Activity: Check each line of the records below for the word "WLAN" and copy those where it appears.

Given records:
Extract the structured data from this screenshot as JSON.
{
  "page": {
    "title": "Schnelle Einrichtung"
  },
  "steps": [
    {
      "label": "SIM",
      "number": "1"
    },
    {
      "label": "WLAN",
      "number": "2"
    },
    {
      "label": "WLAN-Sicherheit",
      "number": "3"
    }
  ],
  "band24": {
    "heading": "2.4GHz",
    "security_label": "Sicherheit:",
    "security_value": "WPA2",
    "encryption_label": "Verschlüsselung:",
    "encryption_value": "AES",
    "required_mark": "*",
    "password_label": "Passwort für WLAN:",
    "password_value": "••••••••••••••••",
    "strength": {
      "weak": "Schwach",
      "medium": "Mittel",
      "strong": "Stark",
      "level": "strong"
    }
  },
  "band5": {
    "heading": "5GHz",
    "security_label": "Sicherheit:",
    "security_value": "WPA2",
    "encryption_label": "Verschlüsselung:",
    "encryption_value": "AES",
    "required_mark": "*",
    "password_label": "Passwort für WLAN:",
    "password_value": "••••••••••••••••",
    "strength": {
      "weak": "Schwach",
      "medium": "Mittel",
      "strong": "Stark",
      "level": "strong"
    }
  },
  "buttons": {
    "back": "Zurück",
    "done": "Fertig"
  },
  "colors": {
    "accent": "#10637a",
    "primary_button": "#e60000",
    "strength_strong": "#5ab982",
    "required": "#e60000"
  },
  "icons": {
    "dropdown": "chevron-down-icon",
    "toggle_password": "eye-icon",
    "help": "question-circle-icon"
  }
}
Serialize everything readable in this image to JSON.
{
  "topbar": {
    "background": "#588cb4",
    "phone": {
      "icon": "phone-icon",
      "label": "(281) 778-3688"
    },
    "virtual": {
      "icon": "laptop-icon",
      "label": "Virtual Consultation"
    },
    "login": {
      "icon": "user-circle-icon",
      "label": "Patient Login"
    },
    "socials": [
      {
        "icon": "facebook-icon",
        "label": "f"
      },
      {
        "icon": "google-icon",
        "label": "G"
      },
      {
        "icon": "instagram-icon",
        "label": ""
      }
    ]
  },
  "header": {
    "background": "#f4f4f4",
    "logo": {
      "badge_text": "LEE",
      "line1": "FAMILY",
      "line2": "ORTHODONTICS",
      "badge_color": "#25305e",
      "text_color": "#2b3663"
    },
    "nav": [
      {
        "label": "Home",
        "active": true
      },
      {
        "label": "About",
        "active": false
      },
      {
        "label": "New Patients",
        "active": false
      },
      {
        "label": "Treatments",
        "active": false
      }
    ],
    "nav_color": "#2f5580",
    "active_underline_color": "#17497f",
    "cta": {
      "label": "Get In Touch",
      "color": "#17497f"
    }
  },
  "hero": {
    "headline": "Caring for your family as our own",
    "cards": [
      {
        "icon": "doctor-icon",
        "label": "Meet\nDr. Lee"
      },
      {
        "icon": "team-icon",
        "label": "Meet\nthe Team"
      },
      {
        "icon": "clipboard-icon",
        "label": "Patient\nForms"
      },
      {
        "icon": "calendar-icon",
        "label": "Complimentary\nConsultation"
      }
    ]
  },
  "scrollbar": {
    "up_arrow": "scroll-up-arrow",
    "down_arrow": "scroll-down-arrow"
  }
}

Answer box:
      "label": "WLAN",
      "label": "WLAN-Sicherheit",
    "password_label": "Passwort für WLAN:",
    "password_label": "Passwort für WLAN:",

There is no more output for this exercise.